Tasha and I weren’t raised in the church. The tradition in which we found faith had a very guarded view of the Holy Spirit in general and supernatural stuff in particular. In fact, we heard more than one church leader semi-jokingly talk about the Trinity as the Father, Son, and Holy Bible.
Needless to say, our understanding of the supernatural was stunted and malformed. As we pursued kingdom life, God graciously placed people in our lives who helped us grow, learn, and experience the supernatural in ways that weren’t weird.
What we describe as supernatural is simply God’s Kingdom breaking into our natural world. For us, this plays out in youth ministry in two ways:
1. Make space for the Holy Spirit.
We regularly engage kids ranging in age from 12 to 17. Some attend public school, others attend private school, and another group are home-schooled. Some kids come from traditional nuclear families, while others experience the menagerie of 21st-century family dynamics. For many years, we felt responsible to provide them with specific, tangible ways to live out the truths we were exploring. We were determined to be as specific as possible. But if you have 10 kids in your group and want to give each of them two or three specific ways to live what they’re learning, you might need a list of 20+ things. As the group grows, that number grows too. Instead, we now offer a shorter list of possibilities. We then give kids space to engage with the Holy Spirit and listen to his specific words for them.
I (Tim) like being the answer man. My focus is to connect deeply with teenagers through my words. I like making suggestions they can incorporate into their lives. And I like being the go-to person who reveals exactly what God wants kids to do. But if I create—either intentionally or unintentionally—a dependency on me for their spiritual growth, is there any room left for them to become dependent on Jesus?
We started small, adding a moment of silent reflection at the end of gatherings giving space for prayer and response. From the start, several teenagers shared what they sensed the Holy Spirit was saying to them. The precision, depth, and pointedness of their responses reminded me that God knows these kids at a level reserved for their Creator.
2. Make space for others.
Tasha and I have 50 years of youth ministry experience and eight college and graduate degrees between us. We’re good youth leaders. If something related to youth ministry needs to be done, we can probably do it better than others in our church. As arrogant as that sounds (and feels), it’s probably true about you as well. For a long time, we thought that was the best arrangement because we want to do everything “with excellence” (don’t even get us started on that phrase).
When you spend time on a middle or high school campus, you realize kids have massive responsibilities in those settings. They may be a director, A/V assistant, and prop manager for the school musical. Some are directing, engineering, editing, and producing daily announcement videos.
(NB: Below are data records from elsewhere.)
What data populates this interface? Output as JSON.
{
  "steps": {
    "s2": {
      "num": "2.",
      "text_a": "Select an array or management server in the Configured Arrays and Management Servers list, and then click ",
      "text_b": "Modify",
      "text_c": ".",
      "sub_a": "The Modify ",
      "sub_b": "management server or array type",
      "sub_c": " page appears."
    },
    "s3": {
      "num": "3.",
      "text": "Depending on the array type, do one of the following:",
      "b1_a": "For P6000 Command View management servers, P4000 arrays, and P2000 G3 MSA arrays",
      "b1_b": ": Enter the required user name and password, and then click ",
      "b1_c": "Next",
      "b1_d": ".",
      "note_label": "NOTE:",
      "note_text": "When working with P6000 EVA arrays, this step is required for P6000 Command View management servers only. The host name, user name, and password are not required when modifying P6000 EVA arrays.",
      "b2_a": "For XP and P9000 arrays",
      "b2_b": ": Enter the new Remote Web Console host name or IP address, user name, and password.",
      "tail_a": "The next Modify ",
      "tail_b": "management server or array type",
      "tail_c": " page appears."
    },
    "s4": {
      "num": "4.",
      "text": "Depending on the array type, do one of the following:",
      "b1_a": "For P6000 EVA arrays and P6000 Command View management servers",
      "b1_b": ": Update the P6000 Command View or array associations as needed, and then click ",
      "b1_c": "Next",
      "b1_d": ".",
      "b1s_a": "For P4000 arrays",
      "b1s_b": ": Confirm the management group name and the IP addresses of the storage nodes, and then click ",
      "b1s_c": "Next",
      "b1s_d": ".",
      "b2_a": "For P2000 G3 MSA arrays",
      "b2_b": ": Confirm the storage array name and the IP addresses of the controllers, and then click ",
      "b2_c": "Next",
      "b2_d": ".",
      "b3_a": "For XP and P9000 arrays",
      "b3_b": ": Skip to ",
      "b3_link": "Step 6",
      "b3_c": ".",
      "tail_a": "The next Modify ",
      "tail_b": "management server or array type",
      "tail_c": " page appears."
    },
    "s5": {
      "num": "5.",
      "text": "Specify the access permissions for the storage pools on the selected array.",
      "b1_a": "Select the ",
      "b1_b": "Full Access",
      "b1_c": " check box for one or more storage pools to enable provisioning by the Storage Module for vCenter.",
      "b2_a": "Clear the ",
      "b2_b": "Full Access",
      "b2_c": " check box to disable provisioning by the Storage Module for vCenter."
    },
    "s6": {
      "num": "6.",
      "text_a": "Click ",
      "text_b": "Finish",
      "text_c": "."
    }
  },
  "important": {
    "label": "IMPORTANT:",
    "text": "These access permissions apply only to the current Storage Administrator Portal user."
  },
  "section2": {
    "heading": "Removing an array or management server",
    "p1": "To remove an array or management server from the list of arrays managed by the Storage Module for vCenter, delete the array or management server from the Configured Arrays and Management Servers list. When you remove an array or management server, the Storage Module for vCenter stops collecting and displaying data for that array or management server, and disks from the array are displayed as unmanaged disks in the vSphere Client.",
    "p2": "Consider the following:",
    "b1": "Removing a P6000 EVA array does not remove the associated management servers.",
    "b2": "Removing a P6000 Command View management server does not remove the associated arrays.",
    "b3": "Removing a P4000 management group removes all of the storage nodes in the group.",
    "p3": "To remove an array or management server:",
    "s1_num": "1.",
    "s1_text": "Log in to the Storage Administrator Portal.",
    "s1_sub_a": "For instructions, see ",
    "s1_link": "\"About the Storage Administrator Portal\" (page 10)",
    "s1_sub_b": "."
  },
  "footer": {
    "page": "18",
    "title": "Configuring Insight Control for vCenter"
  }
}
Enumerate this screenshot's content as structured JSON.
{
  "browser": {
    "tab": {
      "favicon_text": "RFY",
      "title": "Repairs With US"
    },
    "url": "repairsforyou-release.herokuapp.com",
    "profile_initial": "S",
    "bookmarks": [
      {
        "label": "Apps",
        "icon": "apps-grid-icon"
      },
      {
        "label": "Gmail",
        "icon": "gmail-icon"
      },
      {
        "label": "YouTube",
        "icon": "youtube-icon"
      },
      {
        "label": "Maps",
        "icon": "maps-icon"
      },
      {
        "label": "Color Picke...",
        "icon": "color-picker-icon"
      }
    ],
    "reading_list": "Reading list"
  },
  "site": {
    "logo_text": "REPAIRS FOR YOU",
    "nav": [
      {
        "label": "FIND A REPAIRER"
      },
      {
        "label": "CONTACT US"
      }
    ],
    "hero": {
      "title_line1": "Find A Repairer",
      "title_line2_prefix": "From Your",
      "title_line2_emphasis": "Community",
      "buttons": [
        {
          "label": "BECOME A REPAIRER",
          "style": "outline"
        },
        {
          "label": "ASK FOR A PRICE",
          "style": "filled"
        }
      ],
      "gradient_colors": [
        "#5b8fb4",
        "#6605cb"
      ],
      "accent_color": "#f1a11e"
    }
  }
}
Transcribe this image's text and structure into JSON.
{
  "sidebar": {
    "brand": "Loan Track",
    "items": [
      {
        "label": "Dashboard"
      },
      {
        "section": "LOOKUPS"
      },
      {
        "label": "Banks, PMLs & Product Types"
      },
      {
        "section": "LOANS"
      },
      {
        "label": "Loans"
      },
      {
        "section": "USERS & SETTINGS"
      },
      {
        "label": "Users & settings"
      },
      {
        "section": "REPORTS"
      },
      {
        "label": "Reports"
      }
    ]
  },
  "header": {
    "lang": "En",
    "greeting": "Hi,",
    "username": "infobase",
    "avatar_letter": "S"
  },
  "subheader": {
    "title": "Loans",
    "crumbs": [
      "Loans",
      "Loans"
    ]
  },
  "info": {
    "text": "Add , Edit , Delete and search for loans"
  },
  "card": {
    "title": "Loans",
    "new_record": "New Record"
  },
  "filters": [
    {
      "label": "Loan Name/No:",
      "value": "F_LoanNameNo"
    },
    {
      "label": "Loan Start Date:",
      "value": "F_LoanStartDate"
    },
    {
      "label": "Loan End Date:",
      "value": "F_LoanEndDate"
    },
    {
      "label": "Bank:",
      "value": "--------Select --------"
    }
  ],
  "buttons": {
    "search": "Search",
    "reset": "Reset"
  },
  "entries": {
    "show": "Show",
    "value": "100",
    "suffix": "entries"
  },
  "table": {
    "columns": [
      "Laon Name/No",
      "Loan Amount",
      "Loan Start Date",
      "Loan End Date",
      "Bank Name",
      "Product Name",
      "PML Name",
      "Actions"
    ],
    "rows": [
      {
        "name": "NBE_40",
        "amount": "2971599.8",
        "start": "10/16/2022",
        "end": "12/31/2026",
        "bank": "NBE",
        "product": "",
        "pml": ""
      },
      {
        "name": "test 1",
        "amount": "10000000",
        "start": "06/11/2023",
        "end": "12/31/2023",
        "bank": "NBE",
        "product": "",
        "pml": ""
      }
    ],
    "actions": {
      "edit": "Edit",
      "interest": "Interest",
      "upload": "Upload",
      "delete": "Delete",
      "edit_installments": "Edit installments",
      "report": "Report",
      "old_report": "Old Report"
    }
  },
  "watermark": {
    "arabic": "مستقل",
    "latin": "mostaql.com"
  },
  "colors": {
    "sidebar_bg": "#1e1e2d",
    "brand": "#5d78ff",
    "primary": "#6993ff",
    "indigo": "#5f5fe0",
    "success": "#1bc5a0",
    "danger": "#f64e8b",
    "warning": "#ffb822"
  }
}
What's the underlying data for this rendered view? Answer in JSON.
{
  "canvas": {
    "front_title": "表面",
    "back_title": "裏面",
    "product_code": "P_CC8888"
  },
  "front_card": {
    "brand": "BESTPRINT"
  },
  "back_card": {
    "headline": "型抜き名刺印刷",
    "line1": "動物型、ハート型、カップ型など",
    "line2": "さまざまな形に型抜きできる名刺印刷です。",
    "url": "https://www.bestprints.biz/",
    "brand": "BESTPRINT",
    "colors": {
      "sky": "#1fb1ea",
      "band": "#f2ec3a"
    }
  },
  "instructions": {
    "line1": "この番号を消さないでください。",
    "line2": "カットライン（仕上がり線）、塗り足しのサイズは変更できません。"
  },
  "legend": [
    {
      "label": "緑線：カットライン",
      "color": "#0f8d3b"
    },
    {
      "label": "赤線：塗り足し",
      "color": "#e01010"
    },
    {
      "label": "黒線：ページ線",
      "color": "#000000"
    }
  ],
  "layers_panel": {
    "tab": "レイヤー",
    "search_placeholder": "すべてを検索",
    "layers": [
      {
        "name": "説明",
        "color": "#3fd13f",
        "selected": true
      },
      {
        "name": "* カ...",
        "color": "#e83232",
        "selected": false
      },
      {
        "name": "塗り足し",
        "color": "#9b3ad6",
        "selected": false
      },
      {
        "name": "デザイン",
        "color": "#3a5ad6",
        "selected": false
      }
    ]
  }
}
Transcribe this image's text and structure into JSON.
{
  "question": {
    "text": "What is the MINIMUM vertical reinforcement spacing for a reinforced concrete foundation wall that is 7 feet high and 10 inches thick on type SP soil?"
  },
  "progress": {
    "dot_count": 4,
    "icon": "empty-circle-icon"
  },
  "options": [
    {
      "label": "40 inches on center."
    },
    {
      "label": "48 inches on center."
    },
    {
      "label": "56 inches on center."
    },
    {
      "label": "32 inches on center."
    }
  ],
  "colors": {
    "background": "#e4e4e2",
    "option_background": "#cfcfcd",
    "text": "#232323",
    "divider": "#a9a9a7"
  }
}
Others are equipment manager for bands and sports teams. All carry the high-pressure responsibility of maintaining good grades to be admitted to the right college. Teenagers are accustomed to managing genuine responsibilities in most areas of their lives. Often, when they participate in youth ministry, their “leadership” is often limited to setting up chairs, folding and handing out bulletins, and saying 10-second closing prayers.
What if youth leaders and adult volunteers stop trying to do everything we can think of to make youth ministry fun, relevant, creative, spiritual, dynamic, and surprising? Instead, what if we trust the Holy Spirit, who dwells in young Christ-followers, to empower them to make youth ministry fun, relevant, creative, spiritual, dynamic, and surprising?
I (Tim) like being in charge. I’m a “jack of all trades, master of none”. For me, there is genuine enjoyment gained from being involved in lots of things. I struggle to let students take ownership because inevitably they’ll either mess something up (at best) or turn it into an epic fail (at worst). At times, I may stifle teenagers’ Holy Spirit nudges in an effort to keep things “excellent”. Can I really be surprised when most older high school and college-aged kids walk away from church involvement? Would you stay at a place where you felt you had nothing substantive to offer?
In our setting, we invite teenagers to serve however they sense the Spirit leading. Kids lead worship, teach, lead Bible studies, emcee, run games, and set up chairs. They cut and fold bulletins, remove trash, order pizza, pick prizes, plan, make phone calls, and more. Each young person has an adult or two helping, in case they get stuck. But we’re careful to not stop teenagers from failing; that’s a normal part of life. Instead, we help them navigate the “now what?” that surfaces after a failure. One of our ministry mantras is “When students lead, sometimes (not always) quality goes down, but group participation always goes up.”